If you have a daughter, you're probably hoping she'll stay your "little girl" for a while. So you might be dismayed if her breasts start to develop at a young age. Breast development is normally the earliest sign of puberty, but can occur many years before other signs. Talk to your pediatrician if you notice early signs of premature breast development, but rest assured that it probably isn't a sign of a health disorder.
Normal Breast Development
Breast development in the form of small nickel-sized lumps under the nipple is the first sign of puberty, normally occurring around age 9 to 10, according to the American Academy of Pediatrics. Breast development in girls younger than age 6 for black girls and before age 7 in white girls is considered premature, the AAP explains. A study reported in the August 2010 issue of "Pediatrics" found that 10 percent of white girls, 23 percent of black girls and 15 percent of Hispanic girls experienced stage 2 breast development by age 7. Breast development in girls now occurs about one year earlier than it did a few decades ago, WebMD reports.
Why Premature Breast Development Occurs
Premature breast development can occur in girls just a few years old. In most cases, the cause is unknown. Overweight and obesity appears to play a role, but the onset of breast development has gotten younger even in countries where obesity is less prevalent in the United States, the WebMD website reports.
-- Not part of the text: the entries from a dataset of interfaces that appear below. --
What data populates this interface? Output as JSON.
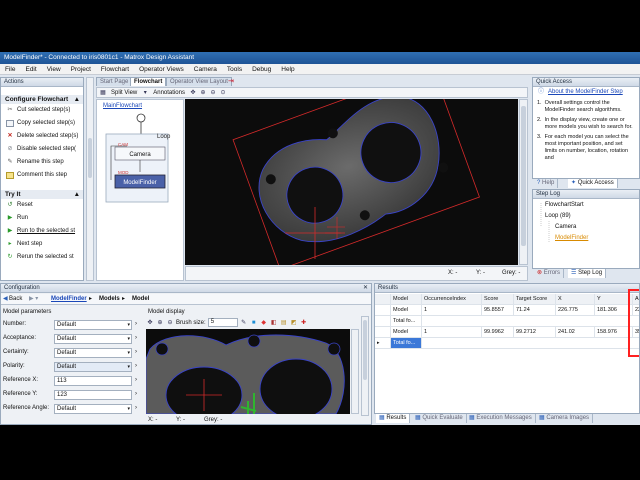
{
  "window": {
    "title": "ModelFinder* - Connected to iris0801c1 - Matrox Design Assistant"
  },
  "menu": [
    "File",
    "Edit",
    "View",
    "Project",
    "Flowchart",
    "Operator Views",
    "Camera",
    "Tools",
    "Debug",
    "Help"
  ],
  "left_panel": {
    "header": "Actions",
    "configure_title": "Configure Flowchart",
    "configure_items": [
      "Cut selected step(s)",
      "Copy selected step(s)",
      "Delete selected step(s)",
      "Disable selected step(",
      "Rename this step",
      "Comment this step"
    ],
    "try_title": "Try It",
    "try_items": [
      "Reset",
      "Run",
      "Run to the selected st",
      "Next step",
      "Rerun the selected st"
    ]
  },
  "center": {
    "tabs": [
      "Start Page",
      "Flowchart",
      "Operator View Layout"
    ],
    "toolbar": {
      "split_view": "Split View",
      "annotations": "Annotations"
    },
    "main_flowchart_link": "MainFlowchart",
    "flow": {
      "loop_label": "Loop",
      "cam_tag": "CAM",
      "camera": "Camera",
      "mod_tag": "MOD",
      "model_finder": "ModelFinder"
    },
    "status": {
      "x": "X: -",
      "y": "Y: -",
      "grey": "Grey: -"
    }
  },
  "quick_access": {
    "header": "Quick Access",
    "link": "About the ModelFinder Step",
    "bullets": [
      "Overall settings control the ModelFinder search algorithms.",
      "In the display view, create one or more models you wish to search for.",
      "For each model you can select the most important position, and set limits on number, location, rotation and"
    ],
    "tabs": [
      "Help",
      "Quick Access"
    ]
  },
  "step_log": {
    "header": "Step Log",
    "items": [
      "FlowchartStart",
      "Loop (89)",
      "Camera",
      "ModelFinder"
    ],
    "tabs": [
      "Errors",
      "Step Log"
    ]
  },
  "configuration": {
    "header": "Configuration",
    "breadcrumb": [
      "Back",
      "ModelFinder",
      "Models",
      "Model"
    ],
    "params_title": "Model parameters",
    "params": [
      {
        "label": "Number:",
        "value": "Default"
      },
      {
        "label": "Acceptance:",
        "value": "Default"
      },
      {
        "label": "Certainty:",
        "value": "Default"
      },
      {
        "label": "Polarity:",
        "value": "Default"
      },
      {
        "label": "Reference X:",
        "value": "113"
      },
      {
        "label": "Reference Y:",
        "value": "123"
      },
      {
        "label": "Reference Angle:",
        "value": "Default"
      }
    ],
    "display_title": "Model display",
    "brush_label": "Brush size:",
    "brush_value": "5",
    "status": {
      "x": "X: -",
      "y": "Y: -",
      "grey": "Grey: -"
    }
  },
  "results": {
    "header": "Results",
    "columns": [
      "Model",
      "OccurrenceIndex",
      "Score",
      "Target Score",
      "X",
      "Y",
      "A"
    ],
    "rows": [
      [
        "Model",
        "1",
        "95.8557",
        "71.24",
        "226.775",
        "181.306",
        "22"
      ],
      [
        "Total fo...",
        "",
        "",
        "",
        "",
        "",
        ""
      ],
      [
        "Model",
        "1",
        "99.9962",
        "99.2712",
        "241.02",
        "158.976",
        "35"
      ],
      [
        "Total fo...",
        "",
        "",
        "",
        "",
        "",
        ""
      ]
    ],
    "bottom_tabs": [
      "Results",
      "Quick Evaluate",
      "Execution Messages",
      "Camera Images"
    ]
  },
  "colors": {
    "accent": "#2f6fb3",
    "model_box": "#3a44c8",
    "crosshair": "#d42a2a",
    "highlight_red": "#ff2020"
  }
}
Overweight girls produce more leptin, which can trigger the onset of puberty, endocrinologist Glenn D. Braunstein of Cedars-Sinai states in a February 2013 article on "The Huffington Post." Girls with early breast development don't generally have higher levels of estrogen, the main female hormone, according to pediatrician Michael Kappy of the Children's Hospital; they might be temporarily more sensitive to normal estrogen levels.
What It Means
While breast development starts at younger ages than it did a decade or two ago, menstruation normally doesn't start before age 12 or 13, only a few months earlier than it did several decades ago, according to Braunstein. Girls who experience early breast development don't normally experience early puberty and premature breast development generally doesn't progress significantly. In most cases, premature breast development isn't associated with serious health issues.
When to Seek Treatment
If your little girl shows early signs of breast development, it's important that her pediatrician is aware and follows her closely for signs of complications such as precocious puberty caused by endocrine disorders or a brain tumor. As long as the child is growing normally, around 2 inches each year and doesn't show other signs of early puberty, such as acne, pubic or axilla hair or menses, she's unlikely to have any serious health problem.